Most parents can agree that getting your child motivated is a full-time job. You are dealing with hormone changes that affect emotions and body growth; you also are dealing with the changes that are taking place within your child’s brain development. It seems as if you are both heading in different directions, and they are taking the hardest route to get to the same place you are.

With all this, finding common ground to communicate as well as motivate is challenging, but can be done.

One tool parents use often is incentive – “If you do the dishes I will let you stay up an extra hour watching TV,” or “You have to earn your allowance, and I have a list of chores you can do.” These seem like rational requests, a little give and take and no shouting. It seems rational, except when dealing with teens and pre-teens rational is not a normal word.

The educators at AlphaGrade may have come up with a solution that helps you communicate with your child, but allows them to show they are responsible and growing up. They provide a visual program that allows both the parents and child to work together and can avoid arguments because the rewards are based on merit, and put in writing. It’s an innovative program, and this web-based tool helps the child to develop responsibility, accountability and consequences. It is not only a motivational tool, but life lessons as well.

The child is involved in the planning, understands the job descriptions, and can track their own progress in order to see if they have earned their allowance. Parents are able to view and grade the progress, add input and include a self-assessment by the child. Best of all – there is no cost involved!

The AlphaGrade program includes a calculator, historical reports, charts, allowance statements and other tools that will effectively motivate a child to succeed and improve their grades as well as complete their responsibilities at home. It provides everyone with a benchmark to success, and visually allows you and your child to see the improvements, as well as where more work is needed.

How the AlphaGrade system works:

1.      Parents and child sit down together weekly to write out their goals for the week – i.e. improving their grades at school, studying for midterms, walking and feeding the dog. etc.

2.      The child performs his/her chores and charts his/her progress on AlphaGrade.

3.      Both parent and child review the progress through the charts and graphs available on the AlphaGrade system to see how much progress has been made, and what areas need work. By reviewing the charts the child will see how close they are to their goal, and where they stand as far as allowance.

4.      Time to pay up! At the end of the week the parent and child will review results for the week assessment of earnings from AlphaGrade. Parents will then give the allowance earned, based on the charts. At that time they will set new goals for the upcoming week.Â

Results have proven that children will establish better study skills, build confidence and trust between parent and child, and actually see a visual chart of progress of their achievement. The family will also see better communication and less friction within the family. The child will be learning independence and responsibility; learn how to set and achieve goals; and to take responsibility for their actions if they make the wrong choices.
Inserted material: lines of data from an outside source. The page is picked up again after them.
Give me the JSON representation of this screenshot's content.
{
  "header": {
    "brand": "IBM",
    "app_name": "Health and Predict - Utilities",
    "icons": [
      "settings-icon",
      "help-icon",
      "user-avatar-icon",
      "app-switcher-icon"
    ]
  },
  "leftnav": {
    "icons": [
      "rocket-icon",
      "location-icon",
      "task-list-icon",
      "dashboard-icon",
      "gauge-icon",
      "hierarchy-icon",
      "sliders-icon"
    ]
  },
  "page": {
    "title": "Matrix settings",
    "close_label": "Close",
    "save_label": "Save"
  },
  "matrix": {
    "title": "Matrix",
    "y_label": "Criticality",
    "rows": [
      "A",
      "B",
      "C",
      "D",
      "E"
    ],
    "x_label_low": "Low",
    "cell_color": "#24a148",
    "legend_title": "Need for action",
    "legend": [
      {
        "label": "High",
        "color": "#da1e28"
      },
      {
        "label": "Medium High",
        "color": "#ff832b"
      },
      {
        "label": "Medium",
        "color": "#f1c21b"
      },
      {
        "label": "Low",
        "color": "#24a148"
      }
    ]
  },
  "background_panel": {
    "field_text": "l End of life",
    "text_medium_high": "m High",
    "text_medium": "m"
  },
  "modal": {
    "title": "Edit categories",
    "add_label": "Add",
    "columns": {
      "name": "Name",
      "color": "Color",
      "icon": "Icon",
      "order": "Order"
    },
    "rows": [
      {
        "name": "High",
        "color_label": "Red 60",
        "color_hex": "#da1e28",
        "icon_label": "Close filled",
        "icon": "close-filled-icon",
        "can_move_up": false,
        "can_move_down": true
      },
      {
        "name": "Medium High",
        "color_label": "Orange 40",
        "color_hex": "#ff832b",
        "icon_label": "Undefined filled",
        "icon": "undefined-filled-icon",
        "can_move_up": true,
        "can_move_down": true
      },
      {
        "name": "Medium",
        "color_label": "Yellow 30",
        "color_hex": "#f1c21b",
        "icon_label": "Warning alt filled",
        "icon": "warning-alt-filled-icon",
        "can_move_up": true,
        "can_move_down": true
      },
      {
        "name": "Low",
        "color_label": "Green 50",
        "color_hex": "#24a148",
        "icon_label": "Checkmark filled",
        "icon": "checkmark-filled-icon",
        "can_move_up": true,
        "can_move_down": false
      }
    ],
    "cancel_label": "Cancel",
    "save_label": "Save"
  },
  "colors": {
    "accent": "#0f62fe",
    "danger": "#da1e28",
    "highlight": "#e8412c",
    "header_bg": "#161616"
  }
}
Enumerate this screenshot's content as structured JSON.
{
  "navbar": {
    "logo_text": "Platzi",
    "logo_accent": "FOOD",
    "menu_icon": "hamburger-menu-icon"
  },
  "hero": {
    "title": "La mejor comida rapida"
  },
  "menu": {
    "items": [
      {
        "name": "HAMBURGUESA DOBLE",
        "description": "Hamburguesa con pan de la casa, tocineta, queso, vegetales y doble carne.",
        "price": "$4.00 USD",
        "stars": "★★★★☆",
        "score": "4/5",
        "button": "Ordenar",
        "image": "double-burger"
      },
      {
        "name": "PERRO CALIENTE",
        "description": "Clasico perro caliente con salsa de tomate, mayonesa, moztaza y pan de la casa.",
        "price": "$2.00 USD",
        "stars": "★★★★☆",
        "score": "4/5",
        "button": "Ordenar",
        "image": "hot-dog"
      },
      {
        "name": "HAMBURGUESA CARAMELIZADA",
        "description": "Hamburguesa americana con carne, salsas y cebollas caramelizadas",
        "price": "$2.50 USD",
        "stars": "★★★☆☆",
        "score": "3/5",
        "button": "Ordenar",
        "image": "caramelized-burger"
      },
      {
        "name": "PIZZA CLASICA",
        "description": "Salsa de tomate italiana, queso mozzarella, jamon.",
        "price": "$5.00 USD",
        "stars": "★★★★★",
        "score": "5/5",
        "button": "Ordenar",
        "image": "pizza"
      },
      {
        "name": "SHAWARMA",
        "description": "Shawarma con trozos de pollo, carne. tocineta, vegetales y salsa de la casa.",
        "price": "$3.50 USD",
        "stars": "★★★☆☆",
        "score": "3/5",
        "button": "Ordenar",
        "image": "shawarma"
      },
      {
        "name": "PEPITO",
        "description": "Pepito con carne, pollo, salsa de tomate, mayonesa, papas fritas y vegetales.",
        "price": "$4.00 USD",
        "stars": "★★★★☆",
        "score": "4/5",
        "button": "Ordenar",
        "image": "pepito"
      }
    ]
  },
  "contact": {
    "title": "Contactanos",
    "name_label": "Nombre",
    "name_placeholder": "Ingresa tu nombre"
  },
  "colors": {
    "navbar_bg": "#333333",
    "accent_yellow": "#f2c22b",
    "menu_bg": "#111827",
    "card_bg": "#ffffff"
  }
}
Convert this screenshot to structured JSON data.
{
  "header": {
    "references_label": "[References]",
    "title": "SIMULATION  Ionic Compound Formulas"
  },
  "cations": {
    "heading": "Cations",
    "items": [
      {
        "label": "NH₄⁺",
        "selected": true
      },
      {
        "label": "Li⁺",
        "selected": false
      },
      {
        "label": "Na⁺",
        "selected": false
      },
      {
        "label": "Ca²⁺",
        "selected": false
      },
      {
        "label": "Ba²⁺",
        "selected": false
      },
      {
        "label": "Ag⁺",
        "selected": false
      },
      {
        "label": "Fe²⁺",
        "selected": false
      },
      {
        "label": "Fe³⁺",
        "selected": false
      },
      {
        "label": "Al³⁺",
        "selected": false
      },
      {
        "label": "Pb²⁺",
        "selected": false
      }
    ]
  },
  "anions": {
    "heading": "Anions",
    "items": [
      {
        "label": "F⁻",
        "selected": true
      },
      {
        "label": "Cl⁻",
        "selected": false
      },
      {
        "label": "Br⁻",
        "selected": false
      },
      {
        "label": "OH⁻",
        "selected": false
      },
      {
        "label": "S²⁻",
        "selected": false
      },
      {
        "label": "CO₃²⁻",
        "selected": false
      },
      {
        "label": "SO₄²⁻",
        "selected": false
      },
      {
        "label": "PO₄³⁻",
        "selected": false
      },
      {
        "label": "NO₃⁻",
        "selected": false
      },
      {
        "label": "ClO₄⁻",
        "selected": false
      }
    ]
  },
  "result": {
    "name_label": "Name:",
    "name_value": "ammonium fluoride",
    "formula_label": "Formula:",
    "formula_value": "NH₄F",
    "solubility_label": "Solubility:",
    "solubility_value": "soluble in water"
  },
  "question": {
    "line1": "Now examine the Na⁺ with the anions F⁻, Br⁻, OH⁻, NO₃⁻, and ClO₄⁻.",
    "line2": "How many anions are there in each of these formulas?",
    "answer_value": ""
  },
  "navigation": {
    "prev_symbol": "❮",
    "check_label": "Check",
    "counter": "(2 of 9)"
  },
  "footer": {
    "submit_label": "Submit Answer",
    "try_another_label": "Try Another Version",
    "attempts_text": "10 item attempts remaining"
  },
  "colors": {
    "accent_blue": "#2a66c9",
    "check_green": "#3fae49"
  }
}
With a program like AlphaGrade, expectations are set and everyone is on the same page. Allowances are earned and not just taken for granted, and earned rewards are spent wiser.

“I have been using the system with my child and I can see first-hand, the difference it has made in our relationship,” says Mahesh Hinduja,’s founder. “I don’t have to tell him what is expected — it is as if we have a contract for school and home chores that is documented through the AlphaGrade web site. I have definitely seen an improvement in schoolwork as he is now more motivated and pushes to achieve his AlphaGrade goals. He recently achieved his first milestone with AlphaGrade and used his AlphaGrade earned allowance to buy ice skates.”

A “vault” can be established for the charts and reports so they can be shared with grandparents, family and friends. It could include video clips and photos in addition to the charts and reports. Children can also build a “wish list” and invite others to be sponsors as part of the child’s development and motivation.

For more information on the AlphaGrade program, visit

About the author:

Ron White is a two-time USA Memory Champion , memory training expert, and memory keynote speaker. He speaks at seminars and to large groups all over the world on how to improve memory and memory techniques. In addition, his website sells CDs and programs to improve memory skills and advise for success.